(Source data)
---

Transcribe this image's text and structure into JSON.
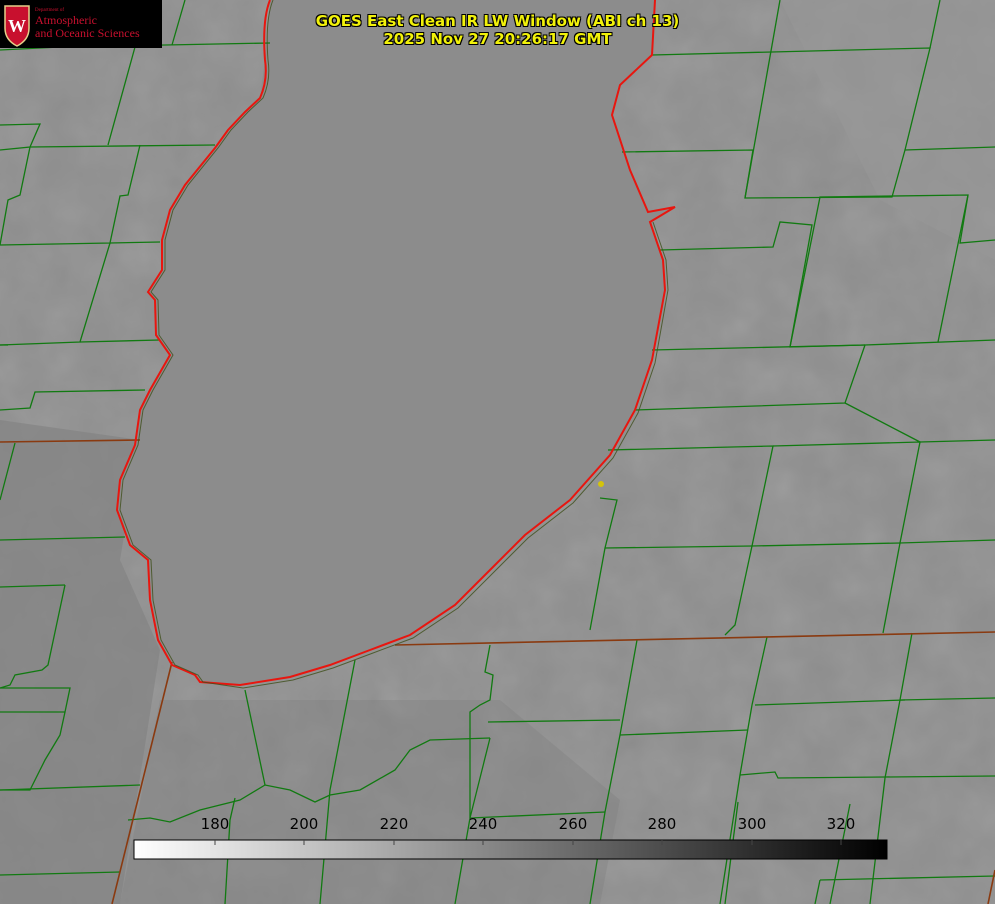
{
  "title": {
    "line1": "GOES East Clean IR LW Window (ABI ch 13)",
    "line2": "2025 Nov 27 20:26:17 GMT"
  },
  "logo": {
    "department": "Department of",
    "line1": "Atmospheric",
    "line2": "and Oceanic Sciences",
    "shield_letter": "W"
  },
  "colorbar": {
    "ticks": [
      "180",
      "200",
      "220",
      "240",
      "260",
      "280",
      "300",
      "320"
    ],
    "colormap": "white-to-black (gray)"
  },
  "map": {
    "region": "Lake Michigan",
    "lake_outline_color": "#e8160f",
    "county_line_color": "#117a11",
    "state_line_color": "#8a3a10",
    "marker_color": "#d4c40a"
  }
}
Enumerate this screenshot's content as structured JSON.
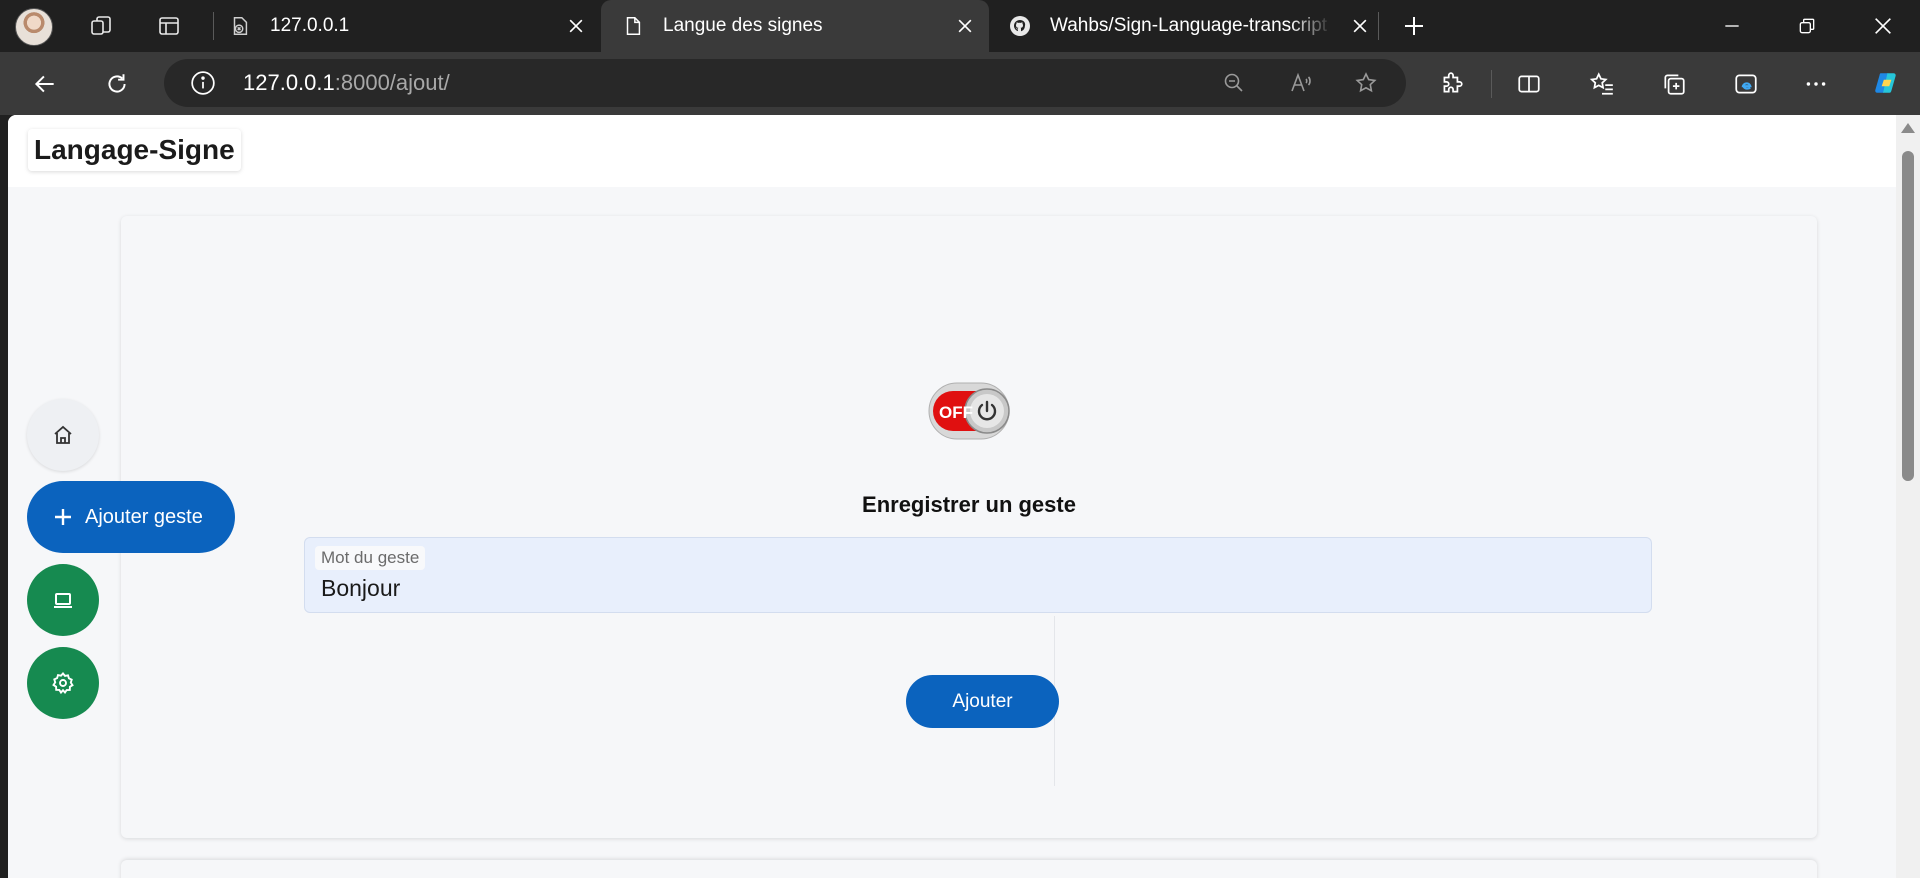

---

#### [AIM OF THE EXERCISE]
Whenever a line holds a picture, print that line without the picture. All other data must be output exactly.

#### [EXPECTED ANSWER]
Transcribe this image's text and structure into JSON.
{
  "title": {
    "line1": "GOES East Clean IR LW Window (ABI ch 13)",
    "line2": "2025 Nov 27 20:26:17 GMT"
  },
  "logo": {
    "department": "Department of",
    "line1": "Atmospheric",
    "line2": "and Oceanic Sciences",
    "shield_letter": "W"
  },
  "colorbar": {
    "ticks": [
      "180",
      "200",
      "220",
      "240",
      "260",
      "280",
      "300",
      "320"
    ],
    "colormap": "white-to-black (gray)"
  },
  "map": {
    "region": "Lake Michigan",
    "lake_outline_color": "#e8160f",
    "county_line_color": "#117a11",
    "state_line_color": "#8a3a10",
    "marker_color": "#d4c40a"
  }
}
Enumerate this screenshot's content as structured JSON.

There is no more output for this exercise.